Global stocks are currently trading at a 10 per cent discount thanks to the trade war — a gap which could eventually close if reports the US and China are close to a deal are true.
Strategists at UBS Group AG including Yianos Kontopoulos isolated the impact of equity moves on “trade shock” days to show the MSCI AC World Index has been hit by almost 10 per centage points since the dispute started.
European stocks have been most hit with the Stoxx 600 Index showing a near 13 percentage point impact, and Australian stocks the least with just a 0.4 per cent hit. The MSCI Emerging Market (EM) index, which comprises of China and India, has had an impact of 6 percentage points.
“On our estimates, equities are still pricing relatively large trade discounts,” the strategists wrote. “The probability of a near-term resolution is rising, and even if our model somewhat overstates the discount priced into equities, room remains for equities to rise on a further reduction in tensions.”
The US and China are close to a trade deal that could lift most or all US tariffs as long as Beijing follows through on pledges ranging from better protecting intellectual-property rights to buying a significant amount of American products, according to people familiar. One of the remaining sticking points is whether the tariffs would be lifted immediately or over a period of time to allow the U.S. to monitor whether China is meeting its obligations, they said.

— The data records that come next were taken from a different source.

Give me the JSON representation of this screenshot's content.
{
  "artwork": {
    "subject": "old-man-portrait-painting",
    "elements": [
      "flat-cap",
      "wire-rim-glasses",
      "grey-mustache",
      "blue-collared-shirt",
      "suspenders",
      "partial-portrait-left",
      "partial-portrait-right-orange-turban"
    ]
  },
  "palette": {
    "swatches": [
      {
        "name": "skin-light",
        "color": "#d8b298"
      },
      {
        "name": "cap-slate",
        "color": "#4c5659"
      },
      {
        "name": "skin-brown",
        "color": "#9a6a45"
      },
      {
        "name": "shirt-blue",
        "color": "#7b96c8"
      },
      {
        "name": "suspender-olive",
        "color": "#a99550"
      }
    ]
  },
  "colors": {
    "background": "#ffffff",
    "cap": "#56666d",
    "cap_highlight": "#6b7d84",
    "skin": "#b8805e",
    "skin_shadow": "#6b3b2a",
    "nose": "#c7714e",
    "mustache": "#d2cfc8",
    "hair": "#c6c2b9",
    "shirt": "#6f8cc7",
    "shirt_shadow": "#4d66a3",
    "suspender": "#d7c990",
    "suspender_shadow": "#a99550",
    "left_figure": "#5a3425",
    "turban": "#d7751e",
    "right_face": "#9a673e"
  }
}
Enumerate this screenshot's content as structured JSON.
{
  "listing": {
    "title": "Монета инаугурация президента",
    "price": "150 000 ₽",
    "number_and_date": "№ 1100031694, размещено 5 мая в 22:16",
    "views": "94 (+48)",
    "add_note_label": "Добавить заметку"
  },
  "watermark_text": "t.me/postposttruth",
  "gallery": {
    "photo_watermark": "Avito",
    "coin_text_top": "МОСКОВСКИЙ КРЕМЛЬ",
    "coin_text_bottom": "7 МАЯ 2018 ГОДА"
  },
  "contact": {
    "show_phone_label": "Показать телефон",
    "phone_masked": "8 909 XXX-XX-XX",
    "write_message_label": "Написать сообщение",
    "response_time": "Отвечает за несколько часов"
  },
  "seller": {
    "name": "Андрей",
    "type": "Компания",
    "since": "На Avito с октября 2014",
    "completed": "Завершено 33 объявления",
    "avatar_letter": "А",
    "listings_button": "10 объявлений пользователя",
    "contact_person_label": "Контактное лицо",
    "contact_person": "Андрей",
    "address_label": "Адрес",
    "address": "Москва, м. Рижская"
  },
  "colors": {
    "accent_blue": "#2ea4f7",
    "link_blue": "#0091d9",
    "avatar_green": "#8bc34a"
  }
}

Bank of America strategists said in a note last month US stocks could hit a new record high should a “real deal” with China be struck, while JPMorgan Chase & Co. strategists led by Marko Kolanovic estimated in June that market reactions to trade headlines had yanked $1.25 trillion in value from American shares.